To date we have logged around 32,000 km on the truck (Big Blue)!  And Barry has driven most of it.  Needless to say it has been very pleasant to just sit still here in one spot for the last two months. We've enjoyed a number of Park sponsored entertainment venues plus attractions generally in the valley - and of course golfing on a variety of courses in the area.  Our calendar is full to overflowing every week so I guess it is not fair to say 'relaxing' - but different and a nice break from all that driving / packing up and moving on.

Our park has a very active hiking group - something we've been wanting to do - but reluctant to do it on our own - as it is very easy to get lost in these hills.  We joined the hiking group and every hike has a leader (with GPS etc) and a tail gunner - all of whom know the area well. We are a close drive to many trail heads and a lot of trails very near to our park.  So far we have not hiked the same trail twice. The most spectacular hike was the Peralta Trail up to a summit where we had a great view of Weavers Needle.  The trail was steep with many switch backs and large boulders in places that we had to climb up and over or around.  Sandra's short wheel base creates a bit of a challenge - but we managed.  The views were spectacular.  This is likely the Signature Hike in the Superstition Mnts.

Besides our group hikes every Wed. we've taken advantage of other area attractions - specifically the Renaissance Festival and the Arizona Opry.  The Festival is very entertaining - the workers are all dressed in period costume as are many of the attendees.  Many damsels were cinched tightly into corsets with plunging overflowing necklines much to Barry's viewing pleasure!  :)  The Festival is a bit like the Fringe in that there are numerous entertainment venues - some better than others.  We spent a full day there strolling around and soaking up the ambiance.

The Opry is a must see for us every year - as they have new shows each season.  It is a dinner (they serve a hot meal to over 500 people in less than a half hour) followed by an excellent 2 hours of musical entertainment by a variety of artists.  Excellent value for the money - only $32 a person.

Signature Hike

The gentle beginning of the hike.  We call trail portions like this a 'highway'!

Onward and upward

The Mountains almost look painted against the blue sky!  Our group of hikers is winding along the trail.

Climbing over boulders

Enjoying the Peralta Trail and catching our breath!  Our Diamond Willow walking sticks attract some attention by a few hikers we meet on the trail.  Many people here have walking sticks made from the strong ribs of the Saguaro cactus.

Still climbing and now we're closer to this interesting rock formation.  Wouldn't want to be on this trail if there was a minor tremor!

Weavers Needle - the summit of our hike - about 7.5 km round trip but a 1600 Ft. climb.  More hardy hikers can continue on from this point - for example - the lone tree up on the right - a trail from this point leads up there.  We paused here and had our packed lunch then started our descent in half the time it took to reach this spot!

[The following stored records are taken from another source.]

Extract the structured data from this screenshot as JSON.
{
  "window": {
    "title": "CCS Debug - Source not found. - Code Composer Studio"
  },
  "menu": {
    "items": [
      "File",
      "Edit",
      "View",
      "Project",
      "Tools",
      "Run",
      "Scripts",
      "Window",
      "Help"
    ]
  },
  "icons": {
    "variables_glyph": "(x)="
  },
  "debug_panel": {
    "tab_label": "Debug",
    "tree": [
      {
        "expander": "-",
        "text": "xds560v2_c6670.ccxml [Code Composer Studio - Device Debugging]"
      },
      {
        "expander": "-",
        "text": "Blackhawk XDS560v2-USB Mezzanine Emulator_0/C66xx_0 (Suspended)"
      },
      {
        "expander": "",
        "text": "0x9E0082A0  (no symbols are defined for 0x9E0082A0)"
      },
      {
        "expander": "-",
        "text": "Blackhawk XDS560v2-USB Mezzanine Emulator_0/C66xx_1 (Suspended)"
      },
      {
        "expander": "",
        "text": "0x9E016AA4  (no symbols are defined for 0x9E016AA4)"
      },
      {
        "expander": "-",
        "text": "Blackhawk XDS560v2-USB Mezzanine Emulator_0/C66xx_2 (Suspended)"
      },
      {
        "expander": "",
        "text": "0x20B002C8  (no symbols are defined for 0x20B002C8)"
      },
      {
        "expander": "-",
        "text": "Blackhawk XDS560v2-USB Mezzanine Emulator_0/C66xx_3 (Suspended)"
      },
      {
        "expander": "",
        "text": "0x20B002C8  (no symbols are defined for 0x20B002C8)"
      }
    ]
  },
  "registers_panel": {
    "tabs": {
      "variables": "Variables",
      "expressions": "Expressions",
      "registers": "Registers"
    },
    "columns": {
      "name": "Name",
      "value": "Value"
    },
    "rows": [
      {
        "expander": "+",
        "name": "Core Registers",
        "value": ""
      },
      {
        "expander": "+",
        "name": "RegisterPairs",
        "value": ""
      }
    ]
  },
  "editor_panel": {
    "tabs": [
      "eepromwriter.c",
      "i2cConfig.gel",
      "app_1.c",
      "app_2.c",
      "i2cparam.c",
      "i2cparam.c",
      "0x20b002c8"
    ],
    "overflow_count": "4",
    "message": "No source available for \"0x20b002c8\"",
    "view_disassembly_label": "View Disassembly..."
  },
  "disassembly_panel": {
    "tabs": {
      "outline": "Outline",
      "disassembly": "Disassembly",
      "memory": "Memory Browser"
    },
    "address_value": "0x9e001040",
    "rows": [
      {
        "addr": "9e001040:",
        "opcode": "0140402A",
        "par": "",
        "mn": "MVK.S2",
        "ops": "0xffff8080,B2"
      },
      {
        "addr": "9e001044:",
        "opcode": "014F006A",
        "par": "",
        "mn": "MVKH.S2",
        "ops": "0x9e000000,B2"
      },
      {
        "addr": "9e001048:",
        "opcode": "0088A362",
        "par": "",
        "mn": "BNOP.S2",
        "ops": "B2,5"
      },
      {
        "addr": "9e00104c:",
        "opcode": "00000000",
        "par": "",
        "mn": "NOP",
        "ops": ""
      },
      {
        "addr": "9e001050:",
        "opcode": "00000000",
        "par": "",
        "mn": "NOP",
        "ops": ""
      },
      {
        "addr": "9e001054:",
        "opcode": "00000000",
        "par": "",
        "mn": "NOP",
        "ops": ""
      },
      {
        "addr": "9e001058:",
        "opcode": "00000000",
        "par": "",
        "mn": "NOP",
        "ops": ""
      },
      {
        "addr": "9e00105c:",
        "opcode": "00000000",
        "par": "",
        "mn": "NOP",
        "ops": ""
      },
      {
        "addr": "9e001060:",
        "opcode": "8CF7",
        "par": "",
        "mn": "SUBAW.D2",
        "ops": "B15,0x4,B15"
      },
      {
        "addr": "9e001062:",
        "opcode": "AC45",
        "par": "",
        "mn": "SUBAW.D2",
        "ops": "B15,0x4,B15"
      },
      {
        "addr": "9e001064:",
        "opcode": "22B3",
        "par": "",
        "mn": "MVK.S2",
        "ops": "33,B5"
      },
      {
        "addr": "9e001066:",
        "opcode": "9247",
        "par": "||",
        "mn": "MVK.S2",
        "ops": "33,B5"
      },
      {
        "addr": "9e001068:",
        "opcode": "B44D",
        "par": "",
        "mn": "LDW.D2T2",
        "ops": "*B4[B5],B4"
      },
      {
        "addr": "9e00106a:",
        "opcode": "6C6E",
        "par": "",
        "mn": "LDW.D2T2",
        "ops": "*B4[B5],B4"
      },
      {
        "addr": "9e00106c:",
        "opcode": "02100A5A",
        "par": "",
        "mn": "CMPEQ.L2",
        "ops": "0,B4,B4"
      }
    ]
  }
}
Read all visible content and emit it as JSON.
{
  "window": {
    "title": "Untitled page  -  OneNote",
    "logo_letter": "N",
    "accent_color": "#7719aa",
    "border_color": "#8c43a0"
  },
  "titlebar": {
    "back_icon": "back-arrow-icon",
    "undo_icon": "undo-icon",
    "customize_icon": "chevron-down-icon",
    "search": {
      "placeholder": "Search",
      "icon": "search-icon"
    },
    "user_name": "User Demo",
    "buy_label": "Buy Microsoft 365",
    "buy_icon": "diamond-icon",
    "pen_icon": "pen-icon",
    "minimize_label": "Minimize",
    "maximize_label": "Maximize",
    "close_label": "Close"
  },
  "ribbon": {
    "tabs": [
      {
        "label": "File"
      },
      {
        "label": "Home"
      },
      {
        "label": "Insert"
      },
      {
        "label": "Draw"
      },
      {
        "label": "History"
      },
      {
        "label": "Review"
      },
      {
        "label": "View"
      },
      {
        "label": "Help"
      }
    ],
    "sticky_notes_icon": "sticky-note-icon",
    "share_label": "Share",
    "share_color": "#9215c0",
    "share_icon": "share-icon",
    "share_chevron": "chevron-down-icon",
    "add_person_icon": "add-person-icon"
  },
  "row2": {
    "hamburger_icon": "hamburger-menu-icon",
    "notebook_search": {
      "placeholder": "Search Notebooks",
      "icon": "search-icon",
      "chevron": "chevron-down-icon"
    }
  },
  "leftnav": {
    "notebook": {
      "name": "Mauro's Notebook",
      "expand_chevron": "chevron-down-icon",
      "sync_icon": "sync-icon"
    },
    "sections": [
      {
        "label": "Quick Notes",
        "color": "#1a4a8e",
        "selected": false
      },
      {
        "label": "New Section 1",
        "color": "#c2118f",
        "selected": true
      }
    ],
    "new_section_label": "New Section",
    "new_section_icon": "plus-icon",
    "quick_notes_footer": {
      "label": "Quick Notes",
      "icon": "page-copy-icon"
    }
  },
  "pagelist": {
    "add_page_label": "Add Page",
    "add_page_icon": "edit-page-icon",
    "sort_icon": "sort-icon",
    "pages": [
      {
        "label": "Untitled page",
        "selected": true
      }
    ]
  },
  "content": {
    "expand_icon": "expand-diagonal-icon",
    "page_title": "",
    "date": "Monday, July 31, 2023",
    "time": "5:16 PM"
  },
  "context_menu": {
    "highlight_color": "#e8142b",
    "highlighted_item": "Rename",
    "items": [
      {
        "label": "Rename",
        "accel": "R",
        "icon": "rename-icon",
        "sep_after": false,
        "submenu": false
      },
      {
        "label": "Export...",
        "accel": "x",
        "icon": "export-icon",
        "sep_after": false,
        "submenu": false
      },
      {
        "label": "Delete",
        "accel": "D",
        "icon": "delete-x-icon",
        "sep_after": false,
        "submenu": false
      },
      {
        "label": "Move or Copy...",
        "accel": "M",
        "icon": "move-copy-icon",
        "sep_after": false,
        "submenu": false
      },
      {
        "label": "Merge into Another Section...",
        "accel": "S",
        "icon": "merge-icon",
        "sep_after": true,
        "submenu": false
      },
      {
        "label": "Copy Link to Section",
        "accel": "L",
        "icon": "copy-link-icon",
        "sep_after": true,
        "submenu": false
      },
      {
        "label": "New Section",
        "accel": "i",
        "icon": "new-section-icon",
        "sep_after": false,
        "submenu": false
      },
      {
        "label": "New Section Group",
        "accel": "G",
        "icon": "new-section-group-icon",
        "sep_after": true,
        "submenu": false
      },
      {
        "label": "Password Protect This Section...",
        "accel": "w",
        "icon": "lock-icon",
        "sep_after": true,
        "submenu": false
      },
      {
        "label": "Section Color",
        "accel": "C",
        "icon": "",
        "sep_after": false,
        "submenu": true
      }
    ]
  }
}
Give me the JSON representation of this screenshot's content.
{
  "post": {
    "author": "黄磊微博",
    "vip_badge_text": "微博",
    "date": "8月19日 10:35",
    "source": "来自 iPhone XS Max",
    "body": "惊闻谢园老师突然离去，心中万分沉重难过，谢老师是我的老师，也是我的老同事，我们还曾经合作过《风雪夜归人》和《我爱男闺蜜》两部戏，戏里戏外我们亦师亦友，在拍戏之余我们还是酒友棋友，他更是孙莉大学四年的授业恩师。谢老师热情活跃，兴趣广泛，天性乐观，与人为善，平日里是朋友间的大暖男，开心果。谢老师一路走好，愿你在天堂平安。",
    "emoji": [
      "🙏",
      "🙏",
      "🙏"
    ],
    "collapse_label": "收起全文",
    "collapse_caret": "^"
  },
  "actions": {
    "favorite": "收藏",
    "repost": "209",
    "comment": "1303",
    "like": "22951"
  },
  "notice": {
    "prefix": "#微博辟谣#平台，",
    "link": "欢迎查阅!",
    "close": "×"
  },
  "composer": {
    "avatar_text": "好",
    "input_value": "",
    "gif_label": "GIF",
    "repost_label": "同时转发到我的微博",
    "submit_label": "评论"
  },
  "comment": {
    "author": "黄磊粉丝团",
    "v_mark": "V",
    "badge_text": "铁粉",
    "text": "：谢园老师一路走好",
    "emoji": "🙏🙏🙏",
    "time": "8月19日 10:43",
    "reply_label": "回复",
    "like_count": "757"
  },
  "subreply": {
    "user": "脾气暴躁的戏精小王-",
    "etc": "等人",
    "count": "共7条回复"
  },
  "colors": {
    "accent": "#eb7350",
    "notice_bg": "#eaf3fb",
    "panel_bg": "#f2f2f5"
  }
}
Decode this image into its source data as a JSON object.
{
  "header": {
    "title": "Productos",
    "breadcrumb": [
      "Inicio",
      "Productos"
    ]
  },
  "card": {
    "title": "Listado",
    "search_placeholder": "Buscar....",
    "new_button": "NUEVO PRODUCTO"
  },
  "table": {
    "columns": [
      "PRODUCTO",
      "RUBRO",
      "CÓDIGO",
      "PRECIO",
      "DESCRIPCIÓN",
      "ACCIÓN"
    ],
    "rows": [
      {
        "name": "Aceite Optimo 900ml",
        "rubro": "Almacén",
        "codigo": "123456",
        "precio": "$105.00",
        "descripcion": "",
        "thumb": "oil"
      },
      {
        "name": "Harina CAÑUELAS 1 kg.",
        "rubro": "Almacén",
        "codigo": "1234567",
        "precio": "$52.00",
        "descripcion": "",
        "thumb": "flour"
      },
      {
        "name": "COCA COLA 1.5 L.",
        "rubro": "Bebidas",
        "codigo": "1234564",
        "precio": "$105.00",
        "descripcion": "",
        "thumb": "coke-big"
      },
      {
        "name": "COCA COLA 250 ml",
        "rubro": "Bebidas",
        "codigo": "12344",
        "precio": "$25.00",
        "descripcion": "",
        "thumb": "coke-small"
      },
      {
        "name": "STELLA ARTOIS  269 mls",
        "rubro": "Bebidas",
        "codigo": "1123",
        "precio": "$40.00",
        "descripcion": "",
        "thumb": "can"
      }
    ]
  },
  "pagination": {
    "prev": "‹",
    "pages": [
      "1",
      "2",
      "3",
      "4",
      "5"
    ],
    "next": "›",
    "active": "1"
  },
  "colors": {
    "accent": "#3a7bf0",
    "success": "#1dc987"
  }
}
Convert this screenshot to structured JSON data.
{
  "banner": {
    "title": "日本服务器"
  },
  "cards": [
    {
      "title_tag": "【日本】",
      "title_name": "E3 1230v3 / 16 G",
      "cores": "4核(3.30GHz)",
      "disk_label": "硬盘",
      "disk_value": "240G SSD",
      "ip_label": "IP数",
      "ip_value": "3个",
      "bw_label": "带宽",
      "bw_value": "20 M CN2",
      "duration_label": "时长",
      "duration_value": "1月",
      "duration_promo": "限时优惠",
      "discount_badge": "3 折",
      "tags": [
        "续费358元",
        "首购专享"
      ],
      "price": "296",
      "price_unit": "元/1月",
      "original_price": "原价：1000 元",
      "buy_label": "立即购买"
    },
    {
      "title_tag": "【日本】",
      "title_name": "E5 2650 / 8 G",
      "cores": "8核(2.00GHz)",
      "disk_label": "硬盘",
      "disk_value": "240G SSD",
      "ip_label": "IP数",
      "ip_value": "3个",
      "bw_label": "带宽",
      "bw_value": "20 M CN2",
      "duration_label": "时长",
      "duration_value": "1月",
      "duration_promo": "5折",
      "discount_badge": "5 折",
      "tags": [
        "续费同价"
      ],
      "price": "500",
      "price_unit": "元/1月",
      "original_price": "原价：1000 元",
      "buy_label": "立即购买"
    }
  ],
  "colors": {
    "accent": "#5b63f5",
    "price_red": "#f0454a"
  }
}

The Festival has permanent buildings out in the middle of the dessert just East of Apache Jct.  The Festival runs from mid Feb. to April 1 each year.  Many get caught up in the pageantry - entertaining to just walk around and view all the antics!

Renaissance Festival attendees or workers in period costume - and it was a hot day!  There is amazing traffic grid lock East from Apache Jct. every weekend during the Festival - but they have an amazing system of traffic control and routing in place!

A small selection of horns on the stage of the Opry.  All are ready to played and some are at each performance - honoring previous artists who owned them - such as Al Hirt etc.  The show is a family affair.  The Barleen Twins have carried on the business started by their Father.  Many of the spouses, children and extended family are part of the show - likely a prerequisite to be in this family - musical/singing/performing skills!

A Base Sax that weighs 90 lb. apparently.  There are only 4 in the USA and 14 of these in the world.  This fellow playing the Sax was the lead singer for the Tokens who sang "The Lion Sleeps Tonight".  He sings this number at every show and every time it gives us goose bumps! 

A Harris Hawk sitting in the tree behind our trailer
The pictures will elaborate!